═══ SOURCE RECORDS ═══

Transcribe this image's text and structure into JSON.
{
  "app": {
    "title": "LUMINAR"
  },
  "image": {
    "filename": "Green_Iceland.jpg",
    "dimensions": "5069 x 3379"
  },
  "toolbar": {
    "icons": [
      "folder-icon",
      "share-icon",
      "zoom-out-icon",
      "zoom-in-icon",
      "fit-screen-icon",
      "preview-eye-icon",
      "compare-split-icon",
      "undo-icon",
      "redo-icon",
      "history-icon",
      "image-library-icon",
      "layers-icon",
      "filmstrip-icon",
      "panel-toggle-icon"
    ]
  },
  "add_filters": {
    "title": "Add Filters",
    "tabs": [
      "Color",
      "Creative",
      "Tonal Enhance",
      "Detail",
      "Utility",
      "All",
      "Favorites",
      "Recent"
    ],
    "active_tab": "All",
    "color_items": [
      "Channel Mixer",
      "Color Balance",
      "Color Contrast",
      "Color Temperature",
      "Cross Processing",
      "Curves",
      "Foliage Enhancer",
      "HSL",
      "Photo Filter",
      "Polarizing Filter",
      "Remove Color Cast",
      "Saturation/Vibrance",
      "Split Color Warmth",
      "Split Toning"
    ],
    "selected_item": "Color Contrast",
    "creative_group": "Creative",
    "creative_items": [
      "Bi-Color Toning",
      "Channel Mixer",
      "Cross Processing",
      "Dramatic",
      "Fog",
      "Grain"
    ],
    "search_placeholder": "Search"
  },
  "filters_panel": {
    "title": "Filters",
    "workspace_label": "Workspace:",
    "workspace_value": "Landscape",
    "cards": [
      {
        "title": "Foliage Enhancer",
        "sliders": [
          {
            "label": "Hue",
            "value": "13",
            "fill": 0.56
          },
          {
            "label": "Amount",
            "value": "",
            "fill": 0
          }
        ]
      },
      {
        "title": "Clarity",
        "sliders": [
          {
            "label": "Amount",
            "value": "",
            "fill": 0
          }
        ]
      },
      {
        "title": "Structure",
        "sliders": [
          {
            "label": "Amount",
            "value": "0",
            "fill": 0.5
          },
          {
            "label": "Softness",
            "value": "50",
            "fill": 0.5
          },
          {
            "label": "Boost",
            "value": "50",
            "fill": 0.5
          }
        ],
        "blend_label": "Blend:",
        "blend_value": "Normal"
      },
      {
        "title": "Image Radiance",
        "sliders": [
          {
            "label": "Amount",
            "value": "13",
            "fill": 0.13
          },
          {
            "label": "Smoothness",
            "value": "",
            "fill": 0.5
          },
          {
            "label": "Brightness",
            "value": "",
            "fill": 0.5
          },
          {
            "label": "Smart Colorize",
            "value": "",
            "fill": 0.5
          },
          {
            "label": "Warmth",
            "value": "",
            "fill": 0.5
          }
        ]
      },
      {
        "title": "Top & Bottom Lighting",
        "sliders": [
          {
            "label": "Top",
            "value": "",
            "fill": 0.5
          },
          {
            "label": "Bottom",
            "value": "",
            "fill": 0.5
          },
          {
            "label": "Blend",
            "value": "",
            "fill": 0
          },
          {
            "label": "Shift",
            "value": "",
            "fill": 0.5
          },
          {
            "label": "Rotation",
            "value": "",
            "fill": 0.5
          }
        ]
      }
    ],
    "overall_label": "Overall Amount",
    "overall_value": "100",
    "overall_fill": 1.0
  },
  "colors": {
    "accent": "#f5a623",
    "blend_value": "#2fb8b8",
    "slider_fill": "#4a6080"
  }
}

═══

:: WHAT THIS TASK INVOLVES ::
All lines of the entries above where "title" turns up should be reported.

:: EXERCISE ANSWER ::
    "title": "LUMINAR"
    "title": "Add Filters",
    "title": "Filters",
        "title": "Foliage Enhancer",
        "title": "Clarity",
        "title": "Structure",
        "title": "Image Radiance",
        "title": "Top & Bottom Lighting",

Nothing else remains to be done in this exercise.